The minor entered the dependency system and foster care when he was eight months old. Over a year later, the minor remained in foster care in a placement that would not become his permanent home; father's reunification services had been terminated; and mother was waiving further reunification services; she would not be reunifying with her child. The foster family with which the minor had been residing would shortly no longer be able to care for him. There is a statutory preference set forth in section 361.3 for placement in a relative's home. (§ 361.3, subd. (a)(1).) The aunt and uncle in North Carolina were expected to be providing the minor's "permanent home." These facts demonstrated by a preponderance of the evidence the requested change was in the best interests of the minor. (In re Michael B., supra, 8 Cal.App.4th at p. 1703.)

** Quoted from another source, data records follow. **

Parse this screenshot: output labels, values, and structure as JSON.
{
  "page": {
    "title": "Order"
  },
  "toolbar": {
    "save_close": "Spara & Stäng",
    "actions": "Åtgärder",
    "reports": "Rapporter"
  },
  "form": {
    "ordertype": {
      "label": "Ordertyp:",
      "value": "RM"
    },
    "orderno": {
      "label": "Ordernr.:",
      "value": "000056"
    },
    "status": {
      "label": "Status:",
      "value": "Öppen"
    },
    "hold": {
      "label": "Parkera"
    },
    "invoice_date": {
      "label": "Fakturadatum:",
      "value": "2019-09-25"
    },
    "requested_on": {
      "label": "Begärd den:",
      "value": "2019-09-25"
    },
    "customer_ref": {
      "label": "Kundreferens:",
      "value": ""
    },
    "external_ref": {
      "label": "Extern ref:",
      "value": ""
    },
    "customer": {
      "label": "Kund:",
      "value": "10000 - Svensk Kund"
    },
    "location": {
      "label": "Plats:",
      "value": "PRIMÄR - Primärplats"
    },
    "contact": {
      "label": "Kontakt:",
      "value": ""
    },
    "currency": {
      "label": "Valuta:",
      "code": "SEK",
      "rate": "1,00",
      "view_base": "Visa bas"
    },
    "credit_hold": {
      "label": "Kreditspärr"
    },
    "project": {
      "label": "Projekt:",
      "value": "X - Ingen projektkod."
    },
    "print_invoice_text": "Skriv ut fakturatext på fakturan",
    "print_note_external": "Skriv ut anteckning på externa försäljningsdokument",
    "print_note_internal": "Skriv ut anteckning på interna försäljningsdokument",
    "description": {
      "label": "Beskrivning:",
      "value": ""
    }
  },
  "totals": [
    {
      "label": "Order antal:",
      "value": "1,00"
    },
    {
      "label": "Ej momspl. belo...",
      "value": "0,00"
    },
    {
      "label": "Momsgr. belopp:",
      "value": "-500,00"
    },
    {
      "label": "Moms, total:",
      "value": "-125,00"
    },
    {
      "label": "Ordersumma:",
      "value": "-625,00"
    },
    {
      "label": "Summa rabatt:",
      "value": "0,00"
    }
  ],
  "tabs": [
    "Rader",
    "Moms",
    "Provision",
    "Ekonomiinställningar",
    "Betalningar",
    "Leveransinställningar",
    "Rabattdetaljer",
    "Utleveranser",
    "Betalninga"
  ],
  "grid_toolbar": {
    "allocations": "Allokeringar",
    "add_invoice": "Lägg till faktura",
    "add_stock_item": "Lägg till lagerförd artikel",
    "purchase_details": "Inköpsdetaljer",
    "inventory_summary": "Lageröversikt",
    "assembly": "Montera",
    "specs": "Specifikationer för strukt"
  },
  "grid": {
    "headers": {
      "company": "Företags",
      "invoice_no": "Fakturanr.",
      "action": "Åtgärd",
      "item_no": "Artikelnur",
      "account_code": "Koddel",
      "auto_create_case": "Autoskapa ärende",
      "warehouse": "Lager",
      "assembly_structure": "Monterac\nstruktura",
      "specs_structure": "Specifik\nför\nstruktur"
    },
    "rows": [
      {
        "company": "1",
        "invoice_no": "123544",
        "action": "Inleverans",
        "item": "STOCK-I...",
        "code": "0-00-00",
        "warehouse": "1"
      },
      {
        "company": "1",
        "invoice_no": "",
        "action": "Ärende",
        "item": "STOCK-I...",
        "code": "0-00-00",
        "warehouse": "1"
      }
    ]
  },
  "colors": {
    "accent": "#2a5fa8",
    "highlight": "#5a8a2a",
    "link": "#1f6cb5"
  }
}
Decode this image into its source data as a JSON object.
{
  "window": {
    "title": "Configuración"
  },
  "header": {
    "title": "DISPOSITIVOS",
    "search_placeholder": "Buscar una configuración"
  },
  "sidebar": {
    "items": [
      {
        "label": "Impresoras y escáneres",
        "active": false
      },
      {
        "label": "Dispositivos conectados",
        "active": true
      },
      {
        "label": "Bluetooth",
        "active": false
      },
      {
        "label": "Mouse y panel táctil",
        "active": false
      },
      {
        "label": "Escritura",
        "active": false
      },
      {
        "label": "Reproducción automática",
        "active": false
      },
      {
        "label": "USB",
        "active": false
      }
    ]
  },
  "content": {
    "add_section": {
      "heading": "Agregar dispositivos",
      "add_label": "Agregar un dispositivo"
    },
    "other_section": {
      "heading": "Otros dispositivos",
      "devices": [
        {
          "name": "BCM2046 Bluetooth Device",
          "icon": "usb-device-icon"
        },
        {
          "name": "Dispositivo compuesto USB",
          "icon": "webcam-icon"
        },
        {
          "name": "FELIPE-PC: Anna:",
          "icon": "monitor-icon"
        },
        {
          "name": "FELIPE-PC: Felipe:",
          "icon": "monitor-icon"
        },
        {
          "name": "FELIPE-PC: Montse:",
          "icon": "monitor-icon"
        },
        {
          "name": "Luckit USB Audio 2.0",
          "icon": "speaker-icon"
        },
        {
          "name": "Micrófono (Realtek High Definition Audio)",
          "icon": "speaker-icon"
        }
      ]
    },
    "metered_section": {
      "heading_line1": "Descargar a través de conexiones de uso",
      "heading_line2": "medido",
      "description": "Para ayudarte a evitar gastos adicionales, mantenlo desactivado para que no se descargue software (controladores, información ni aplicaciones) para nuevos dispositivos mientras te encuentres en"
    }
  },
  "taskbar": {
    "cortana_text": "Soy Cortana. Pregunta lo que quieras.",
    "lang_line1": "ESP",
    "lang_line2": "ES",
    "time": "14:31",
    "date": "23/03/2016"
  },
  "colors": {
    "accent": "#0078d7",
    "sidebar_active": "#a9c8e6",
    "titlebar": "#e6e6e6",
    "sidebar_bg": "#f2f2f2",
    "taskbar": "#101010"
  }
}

Father's claim in this appeal that any placement of the minor with the aunt should wait until after she is in her new posting is forfeited because he did not assert this objection in the juvenile court. (In re Joseph E. (1981) 124 Cal.App.3d 653, 657.)
The juvenile court here did not exceed the bounds of reason by making an arbitrary, capricious, or patently absurd determination. (In re E.S. (2011) 196 Cal.App.4th 1329, 1335.) It was not an abuse of discretion to place the minor in a stable, permanent home with an out-of-state relative after reunification with both parents had failed. (In re Shirley K., supra, 140 Cal.App.4th at p. 71.)
The order granting the section 388 petition is affirmed.